“Till death do us part”: the familicide phenomena

How do we make sure women feel safe around men?

Chris Watts with his seemingly-perfect family, just months before killing his pregnant wife Shanann Watts and their two young daughters.

Courtesy of MGN

Chris Watts with his seemingly-perfect family, just months before killing his pregnant wife Shanann Watts and their two young daughters.

Catherine Wall, Staff Writer

True crime in the last decades or so has come to occupy an important place in the everyday lives of people in the United States. Whether it is consuming it as a pastime or simply seeing it in the news, one cannot deny how allured we are by true crime. 

People find it salacious, scandalous and engrossing, but one subset that seems to capture the nation is that of family annihilators, a person who decides to murder their entire family. 

Many of these cases have usually involved the husband or father, and they tend to white, middle-class men. Last month, Utah man, Michael Haight, shot his wife, five children and his mother-in-law because his wife wanted a divorce, and he did not. 

It leaves people wondering, why is it that this demographic is always the one to murder their wife, children or other relations? The idea that men could be driven to commit such horrible acts against their loved ones is hard to understand. 

According to Dr. Stephanie Leit, a psychologist in West Hartford, Connecticut, said these men “are trying to fix a problem, and the really horrible solution they have come up with is to kill their families.” 

There are usually three categories for why these men have committed such dreadful deeds. The first is experiencing psychosis or hallucinations with satanic forces or something akin to God telling them to kill. The second there is stress involving something like financial hardships that causes them to kill on the basis of not wanting their family to experience the humiliation that comes with possible poverty. 

This was the motive behind the heinous slayings of John List’s family, as he had filed for bankruptcy and lost his job. He claimed that killing them spared them a hard fall from grace and the wealth they had known, and that they were better off in heaven. 

The third category involves men who simply wish to be untethered from their families that they can no longer tolerate, whether it be divorce, an affair or losing custody of the children. 

The infamous case of Chris Watts personifies this last category, as he had had an ongoing affair with another woman and was fed up with his marriage to wife, Shannon. Instead of a divorce, Watts murdered his pregnant wife and their two young children. 

Brian Walshe is another example,who was  arrested in January of this year for the murder and dismemberment of his wife. It has recently surfaced that he stood to inherit his wife’s $2.8 million inheritance,which he would not have received if they were to divorce. 

For the question of why men are the usual suspects, it could have something to do with society itself, as men are raised to not show their emotions so as to not appear weak. Additionally, they must be the man of the house and take care of their family. 

But when a divorce, for example, is threatened, these men snap. Is it because they cannot, and will not, express emotions in a less dangerous way? Is it because the threat of divorce or bankruptcy wounds their pride? 

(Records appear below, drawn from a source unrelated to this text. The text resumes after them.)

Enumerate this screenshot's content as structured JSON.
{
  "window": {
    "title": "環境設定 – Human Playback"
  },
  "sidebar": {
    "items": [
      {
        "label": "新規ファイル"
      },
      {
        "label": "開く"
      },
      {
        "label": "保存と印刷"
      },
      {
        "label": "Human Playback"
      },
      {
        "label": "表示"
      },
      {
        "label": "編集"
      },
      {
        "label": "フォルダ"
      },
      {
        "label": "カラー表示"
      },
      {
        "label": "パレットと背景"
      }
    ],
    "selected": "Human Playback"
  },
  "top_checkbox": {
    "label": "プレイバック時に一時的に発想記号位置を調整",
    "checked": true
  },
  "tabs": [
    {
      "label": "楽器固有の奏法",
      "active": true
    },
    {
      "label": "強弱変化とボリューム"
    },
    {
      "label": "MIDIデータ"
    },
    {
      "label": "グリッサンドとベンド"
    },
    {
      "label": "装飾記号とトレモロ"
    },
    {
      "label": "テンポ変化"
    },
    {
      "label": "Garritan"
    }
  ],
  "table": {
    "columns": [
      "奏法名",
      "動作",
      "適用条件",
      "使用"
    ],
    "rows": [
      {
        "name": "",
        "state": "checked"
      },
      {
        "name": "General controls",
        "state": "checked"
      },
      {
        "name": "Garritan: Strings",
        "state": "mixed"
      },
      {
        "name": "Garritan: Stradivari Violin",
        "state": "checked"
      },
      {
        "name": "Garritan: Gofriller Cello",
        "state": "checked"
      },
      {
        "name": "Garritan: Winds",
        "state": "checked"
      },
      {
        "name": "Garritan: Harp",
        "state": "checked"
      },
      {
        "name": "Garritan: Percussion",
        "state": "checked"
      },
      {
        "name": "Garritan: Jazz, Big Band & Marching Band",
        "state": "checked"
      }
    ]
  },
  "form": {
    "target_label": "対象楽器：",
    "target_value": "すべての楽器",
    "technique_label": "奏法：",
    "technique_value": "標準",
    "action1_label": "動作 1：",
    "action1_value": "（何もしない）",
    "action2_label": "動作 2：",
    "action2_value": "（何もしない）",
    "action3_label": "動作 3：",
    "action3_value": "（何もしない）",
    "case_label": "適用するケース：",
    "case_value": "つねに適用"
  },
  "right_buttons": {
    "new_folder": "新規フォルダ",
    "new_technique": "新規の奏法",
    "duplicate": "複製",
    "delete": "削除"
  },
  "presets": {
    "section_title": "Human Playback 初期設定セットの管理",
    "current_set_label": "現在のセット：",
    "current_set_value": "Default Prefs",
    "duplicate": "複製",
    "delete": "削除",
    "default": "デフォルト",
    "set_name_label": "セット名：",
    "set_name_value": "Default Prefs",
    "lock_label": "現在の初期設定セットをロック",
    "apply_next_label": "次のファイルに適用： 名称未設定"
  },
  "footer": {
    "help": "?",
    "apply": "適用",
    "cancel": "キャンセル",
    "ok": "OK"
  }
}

With women being the primary targets of men’s aggression, it is hard for them to feel safe around men in their personal lives and strangers. Grace Holme, freshman computer science major, describes some ways she keeps herself out of harm’s way. 

“I like to walk with my keys tight in my hand,” Holme said. “I also have an app on my phone. If I press it, it calls, like, three  emergency numbers or sends a text, or I will walk with 911 on speed dial.” 

Rose Wagner, senior mass communication major, also takes precautions to ensure her safety from men. 

“If I am on public transport, I avoid sitting close to men,” Wagner said. “I try to sit next to women, so no men can sit next to me. I also always lock my car the second I get inside of it.”

It is hard for women to ever feel truly safe when, instead of a stranger, a loved one could harm you. Family annihilators are a frightening occurrence that sees, perhaps one could say, the problems with how society expects men to conform in terms of emotion and ego.